→ **Task instructions**: In the data below, find every line with the word "after" and copy it.

→ **Data to examine**:
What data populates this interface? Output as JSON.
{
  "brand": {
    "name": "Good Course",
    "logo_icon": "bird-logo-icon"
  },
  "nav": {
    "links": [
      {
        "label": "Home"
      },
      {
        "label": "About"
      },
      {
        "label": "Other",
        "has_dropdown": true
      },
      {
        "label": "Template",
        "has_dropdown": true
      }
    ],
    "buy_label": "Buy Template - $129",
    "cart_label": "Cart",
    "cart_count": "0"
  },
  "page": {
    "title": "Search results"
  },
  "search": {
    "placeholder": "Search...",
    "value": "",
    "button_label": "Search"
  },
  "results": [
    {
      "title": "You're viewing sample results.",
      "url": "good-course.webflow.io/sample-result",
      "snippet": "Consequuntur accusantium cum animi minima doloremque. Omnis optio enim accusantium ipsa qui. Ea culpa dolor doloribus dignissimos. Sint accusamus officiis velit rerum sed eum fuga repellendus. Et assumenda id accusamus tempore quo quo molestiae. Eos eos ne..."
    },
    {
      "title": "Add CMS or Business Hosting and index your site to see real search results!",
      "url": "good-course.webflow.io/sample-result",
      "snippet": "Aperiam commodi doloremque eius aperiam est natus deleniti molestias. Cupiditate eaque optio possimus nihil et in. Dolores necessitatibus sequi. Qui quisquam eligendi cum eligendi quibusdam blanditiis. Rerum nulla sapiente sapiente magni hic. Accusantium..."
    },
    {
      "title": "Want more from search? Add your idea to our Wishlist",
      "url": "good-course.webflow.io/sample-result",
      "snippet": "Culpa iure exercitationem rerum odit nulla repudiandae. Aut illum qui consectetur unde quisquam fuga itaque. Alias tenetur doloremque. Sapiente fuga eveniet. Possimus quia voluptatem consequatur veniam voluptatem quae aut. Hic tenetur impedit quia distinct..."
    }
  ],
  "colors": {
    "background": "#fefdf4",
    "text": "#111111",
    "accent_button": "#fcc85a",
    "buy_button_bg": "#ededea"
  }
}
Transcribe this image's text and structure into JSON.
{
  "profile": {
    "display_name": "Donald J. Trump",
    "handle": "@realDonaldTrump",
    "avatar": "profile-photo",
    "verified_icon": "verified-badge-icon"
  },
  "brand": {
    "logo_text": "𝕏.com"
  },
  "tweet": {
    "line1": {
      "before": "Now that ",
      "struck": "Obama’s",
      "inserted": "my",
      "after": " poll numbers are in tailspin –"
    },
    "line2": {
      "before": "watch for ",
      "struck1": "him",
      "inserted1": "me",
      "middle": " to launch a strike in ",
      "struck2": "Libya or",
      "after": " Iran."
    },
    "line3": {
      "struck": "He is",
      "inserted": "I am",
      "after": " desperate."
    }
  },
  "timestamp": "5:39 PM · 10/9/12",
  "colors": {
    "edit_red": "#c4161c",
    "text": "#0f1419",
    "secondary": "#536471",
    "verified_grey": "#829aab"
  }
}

→ **Completed exercise**:
      "after": " poll numbers are in tailspin –"
      "after": " Iran."
      "after": " desperate."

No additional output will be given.